One of the perks of being an in-school administrator is the time I have for watching teachers teach and learners learn. This semester we have a terrific intern working with our senior humanities teacher, and yesterday along with grade 3 and grade 5, grade 10 history was on my rotation so I was able to spend some time with him. As I watched I noted many great attributes this intern brings to the classroom, from strong planning, to engaging teacher talk time, to a real connection with the students, however the one thing I could not see was his ability to reflect (obviously!). The questions I left him with to ponder are listed below, they were sent to him in an e-mail:
Some questions for you from my period 5 visit:
What will [the cooperating teacher] learn because he was in the room with you?
These are meant to be reflective, but if you want to talk about them I'd love to hear your thoughts, but I'll leave that up to you :)
What was so impressive was the depth of his reflection, and there is no way I could have identified this without being in his room.
Baruti Kafele, @PrincipalKafele.com, notes in The Principal 50 that, "you cannot lead from the main office. Reading e-mails and interacting with office staff have their place, but not during instructional time. During that time, your place is in the classroom, observing instruction." It is easy to fall in the trap of doing the managerial things that are always present, but one thing I've learned is that the managerial things will still be there at the end of the day....the kids won't be!
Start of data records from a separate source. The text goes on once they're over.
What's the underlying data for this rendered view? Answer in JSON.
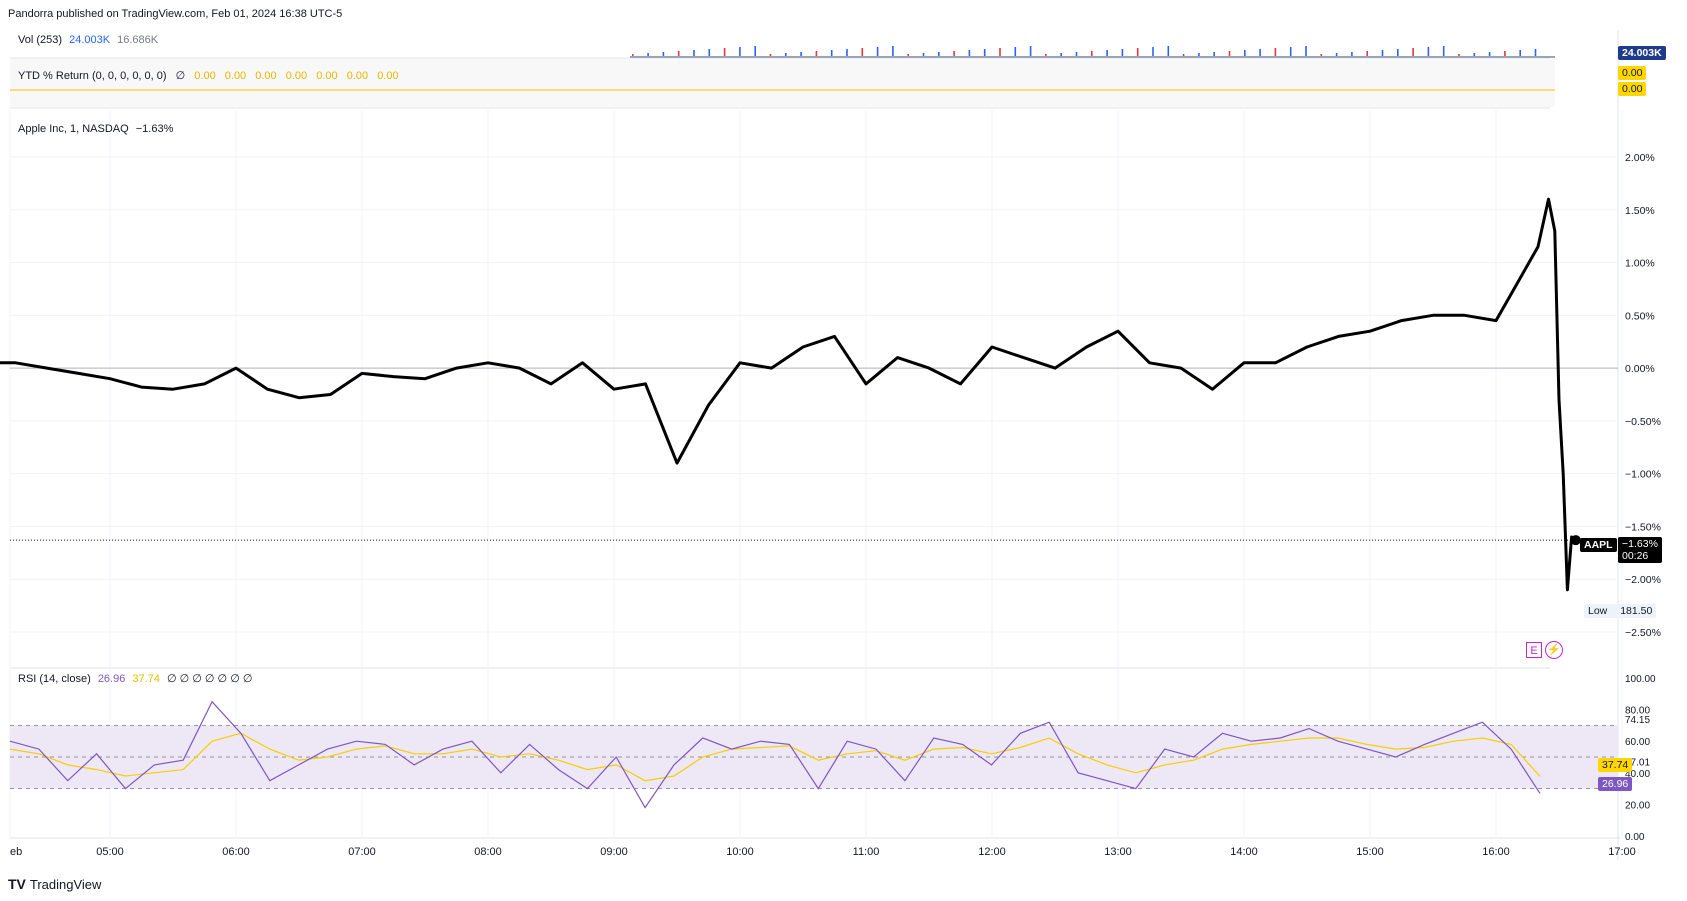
{
  "header": {
    "published": "Pandorra published on TradingView.com, Feb 01, 2024 16:38 UTC-5"
  },
  "volume_panel": {
    "label": "Vol (253)",
    "value_primary": "24.003K",
    "value_secondary": "16.686K",
    "axis_badge": "24.003K",
    "colors": {
      "up": "#2962ff",
      "down": "#e53935",
      "badge_bg": "#1e3a8a"
    }
  },
  "ytd_panel": {
    "label": "YTD % Return (0, 0, 0, 0, 0, 0)",
    "sym": "∅",
    "values": [
      "0.00",
      "0.00",
      "0.00",
      "0.00",
      "0.00",
      "0.00",
      "0.00"
    ],
    "axis_badges": [
      "0.00",
      "0.00"
    ],
    "color": "#f5c000"
  },
  "price_panel": {
    "label": "Apple Inc, 1, NASDAQ",
    "change": "−1.63%",
    "y_ticks": [
      "2.00%",
      "1.50%",
      "1.00%",
      "0.50%",
      "0.00%",
      "−0.50%",
      "−1.00%",
      "−1.50%",
      "−2.00%",
      "−2.50%"
    ],
    "symbol_badge": "AAPL",
    "last_badge": "−1.63%",
    "timer": "00:26",
    "low_label": "Low",
    "low_value": "181.50",
    "event_icons": [
      "E",
      "⚡"
    ]
  },
  "rsi_panel": {
    "label": "RSI (14, close)",
    "rsi_value": "26.96",
    "ma_value": "37.74",
    "syms": "∅ ∅ ∅ ∅ ∅ ∅ ∅",
    "y_ticks": [
      "100.00",
      "80.00",
      "74.15",
      "60.00",
      "47.01",
      "40.00",
      "20.00",
      "0.00"
    ],
    "badge_ma": "37.74",
    "badge_rsi": "26.96",
    "colors": {
      "rsi": "#7e57c2",
      "ma": "#f5d000",
      "band": "#ede7f6"
    }
  },
  "x_axis": {
    "labels": [
      "eb",
      "05:00",
      "06:00",
      "07:00",
      "08:00",
      "09:00",
      "10:00",
      "11:00",
      "12:00",
      "13:00",
      "14:00",
      "15:00",
      "16:00",
      "17:00"
    ]
  },
  "footer": {
    "brand": "TradingView",
    "logo": "TV"
  },
  "chart_data": {
    "type": "line",
    "title": "Apple Inc, 1, NASDAQ",
    "ylim": [
      -2.5,
      2.0
    ],
    "x": [
      "04:00",
      "04:15",
      "04:30",
      "04:45",
      "05:00",
      "05:15",
      "05:30",
      "05:45",
      "06:00",
      "06:15",
      "06:30",
      "06:45",
      "07:00",
      "07:15",
      "07:30",
      "07:45",
      "08:00",
      "08:15",
      "08:30",
      "08:45",
      "09:00",
      "09:15",
      "09:30",
      "09:45",
      "10:00",
      "10:15",
      "10:30",
      "10:45",
      "11:00",
      "11:15",
      "11:30",
      "11:45",
      "12:00",
      "12:15",
      "12:30",
      "12:45",
      "13:00",
      "13:15",
      "13:30",
      "13:45",
      "14:00",
      "14:15",
      "14:30",
      "14:45",
      "15:00",
      "15:15",
      "15:30",
      "15:45",
      "16:00",
      "16:10",
      "16:20",
      "16:25",
      "16:28",
      "16:30",
      "16:32",
      "16:34",
      "16:36",
      "16:38"
    ],
    "series": [
      {
        "values": [
          0.05,
          0.05,
          0.0,
          -0.05,
          -0.1,
          -0.18,
          -0.2,
          -0.15,
          0.0,
          -0.2,
          -0.28,
          -0.25,
          -0.05,
          -0.08,
          -0.1,
          0.0,
          0.05,
          0.0,
          -0.15,
          0.05,
          -0.2,
          -0.15,
          -0.9,
          -0.35,
          0.05,
          0.0,
          0.2,
          0.3,
          -0.15,
          0.1,
          0.0,
          -0.15,
          0.2,
          0.1,
          0.0,
          0.2,
          0.35,
          0.05,
          0.0,
          -0.2,
          0.05,
          0.05,
          0.2,
          0.3,
          0.35,
          0.45,
          0.5,
          0.5,
          0.45,
          0.8,
          1.15,
          1.6,
          1.3,
          -0.3,
          -1.0,
          -2.1,
          -1.6,
          -1.63
        ]
      }
    ],
    "rsi": {
      "ylim": [
        0,
        100
      ],
      "bands": [
        30,
        50,
        70
      ],
      "rsi_values": [
        60,
        55,
        35,
        52,
        30,
        45,
        48,
        85,
        65,
        35,
        45,
        55,
        60,
        58,
        45,
        55,
        60,
        40,
        58,
        42,
        30,
        50,
        18,
        45,
        62,
        55,
        60,
        58,
        30,
        60,
        55,
        35,
        62,
        58,
        45,
        65,
        72,
        40,
        35,
        30,
        55,
        50,
        65,
        60,
        62,
        68,
        60,
        55,
        50,
        58,
        65,
        72,
        55,
        26.96
      ],
      "ma_values": [
        55,
        52,
        45,
        42,
        38,
        40,
        42,
        60,
        65,
        55,
        48,
        50,
        55,
        57,
        52,
        52,
        55,
        50,
        52,
        48,
        42,
        45,
        35,
        38,
        50,
        55,
        56,
        57,
        48,
        52,
        54,
        48,
        55,
        56,
        52,
        56,
        62,
        52,
        45,
        40,
        45,
        48,
        55,
        58,
        60,
        62,
        62,
        58,
        55,
        56,
        60,
        62,
        58,
        37.74
      ]
    }
  }
}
If you are not around the learning, how will you know there is learning?
As always, comments are invited.